Just use pixels | Ben Frain 228Days 228 days since this post was last revised. Specific details have probably changed. For the last few years I have been obsessed with avoiding pixels when specifying length units in my CSS. Now it’s time to about turn. Pixels have always been the faithful servant of designers. It is self-evident that using pixels for length measurement in CSS solves a set of problems. However, for some time, from a technical point of view (particularly in a responsive web design world) pixels have presented fundamental issues. Therefore, in more recent years, where appropriate, many CSS authors (myself included) have been specifying lengths as em/rem (when percentage didn’t make more sense). Despite the initial frustration and habit of converting a visual specified in px to rem or em, I’ve learnt to embrace new found abilities these units presented. As I write this, I’m prototyping new designs for this site. So, yes, rems are really useful. An em always looks to its parent and compounds.
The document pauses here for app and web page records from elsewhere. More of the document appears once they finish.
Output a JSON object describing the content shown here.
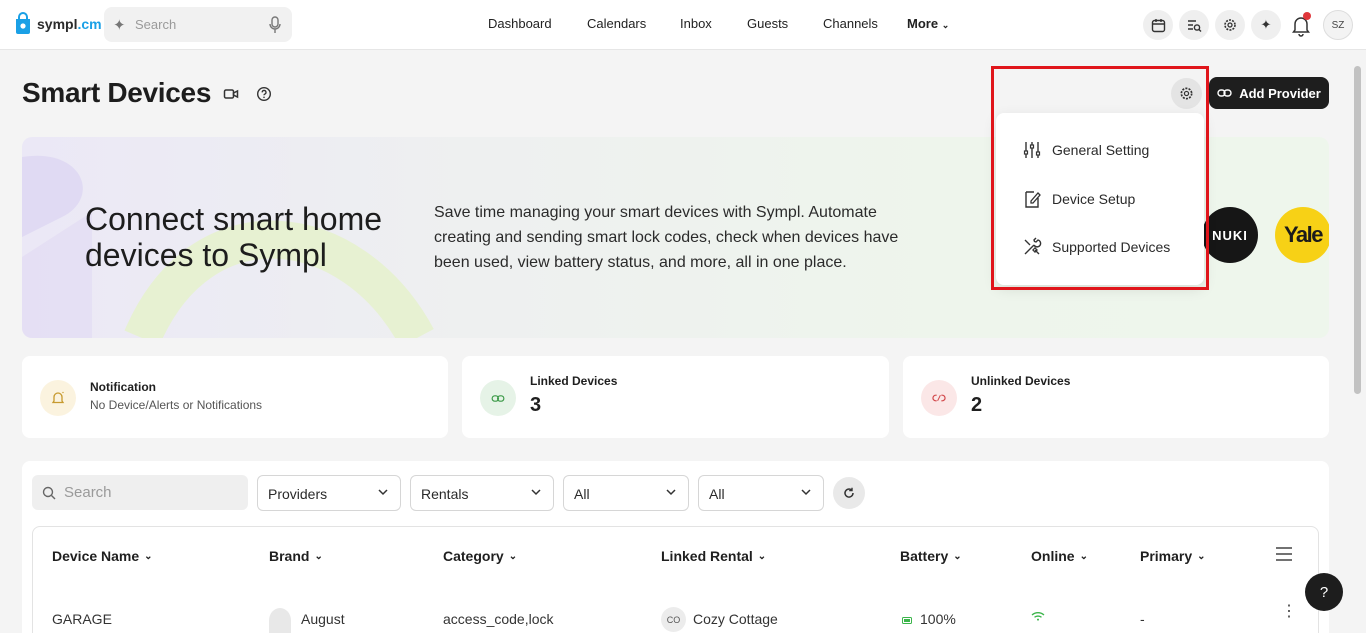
{
  "app": {
    "logo_text": "sympl",
    "logo_suffix": ".cm"
  },
  "header": {
    "search_placeholder": "Search",
    "nav": [
      "Dashboard",
      "Calendars",
      "Inbox",
      "Guests",
      "Channels"
    ],
    "more_label": "More",
    "avatar_initials": "SZ"
  },
  "page": {
    "title": "Smart Devices",
    "add_provider_label": "Add Provider"
  },
  "banner": {
    "heading": "Connect smart home devices to Sympl",
    "description": "Save time managing your smart devices with Sympl. Automate creating and sending smart lock codes, check when devices have been used, view battery status, and more, all in one place.",
    "brand_logos": [
      "NUKI",
      "Yale"
    ]
  },
  "settings_menu": {
    "items": [
      "General Setting",
      "Device Setup",
      "Supported Devices"
    ]
  },
  "stats": {
    "notification": {
      "label": "Notification",
      "text": "No Device/Alerts or Notifications"
    },
    "linked": {
      "label": "Linked Devices",
      "value": "3"
    },
    "unlinked": {
      "label": "Unlinked Devices",
      "value": "2"
    }
  },
  "filters": {
    "search_placeholder": "Search",
    "providers": "Providers",
    "rentals": "Rentals",
    "filter3": "All",
    "filter4": "All"
  },
  "table": {
    "columns": [
      "Device Name",
      "Brand",
      "Category",
      "Linked Rental",
      "Battery",
      "Online",
      "Primary"
    ],
    "rows": [
      {
        "device_name": "GARAGE",
        "brand": "August",
        "category": "access_code,lock",
        "rental_initials": "CO",
        "rental": "Cozy Cottage",
        "battery": "100%",
        "primary": "-"
      }
    ]
  },
  "help_label": "?",
  "colors": {
    "accent_red": "#e0151b",
    "dark": "#1e1e1e",
    "brand_blue": "#1aa0e6",
    "battery_green": "#3bb54a"
  }
}
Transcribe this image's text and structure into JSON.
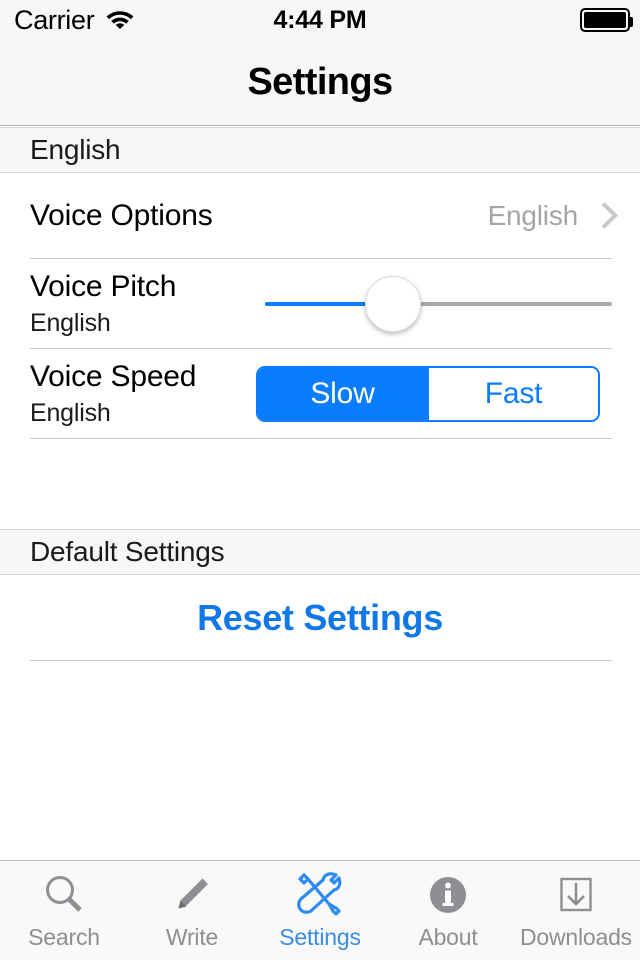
{
  "status_bar": {
    "carrier": "Carrier",
    "wifi_icon": "wifi-icon",
    "time": "4:44 PM",
    "battery_icon": "battery-full-icon"
  },
  "nav": {
    "title": "Settings"
  },
  "sections": [
    {
      "header": "English",
      "rows": {
        "voice_options": {
          "title": "Voice Options",
          "value": "English",
          "chevron_icon": "chevron-right-icon"
        },
        "voice_pitch": {
          "title": "Voice Pitch",
          "subtitle": "English",
          "slider_percent": 37
        },
        "voice_speed": {
          "title": "Voice Speed",
          "subtitle": "English",
          "segments": [
            {
              "label": "Slow",
              "selected": true
            },
            {
              "label": "Fast",
              "selected": false
            }
          ]
        }
      }
    },
    {
      "header": "Default Settings",
      "action": {
        "label": "Reset Settings"
      }
    }
  ],
  "tab_bar": {
    "tabs": [
      {
        "label": "Search",
        "icon": "magnifier-icon",
        "active": false
      },
      {
        "label": "Write",
        "icon": "pencil-icon",
        "active": false
      },
      {
        "label": "Settings",
        "icon": "tools-icon",
        "active": true
      },
      {
        "label": "About",
        "icon": "info-circle-icon",
        "active": false
      },
      {
        "label": "Downloads",
        "icon": "download-box-icon",
        "active": false
      }
    ]
  },
  "colors": {
    "accent_blue": "#0a7cff",
    "action_blue": "#1278e8",
    "active_tab_blue": "#3a8ce0",
    "inactive_gray": "#8e8e93",
    "header_bg": "#f7f7f7",
    "separator": "#c8c7cc"
  }
}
css - Font scaling based on width of container A Pixel Identity Crisis A note from the editors: This article was augmented post production with vendor prefix information to cover Webkit-based and Opera browsers. The pixel has always been the smallest unit in screen-based design. Because it’s been indivisible, it is the concrete unit of measurement among screen-based designers. The phrase “a pixel is a pixel is a pixel” has been adopted to help print designers not used to fixed-screen density understand the concept. Because of this consistency, web designers have adopted pixels over points and other units to build websites. Article Continues Below Now that hardware is changing and pixel densities are growing, pixels are struggling to find relevance as the stable unit they once were. The hardware pixel#section1 Most of us are familiar with the hardware pixel. The reference pixel and splitting atoms#section2 Things are changing for the pixel. Reference pixels are amazing, but now we have two conflicting definitions.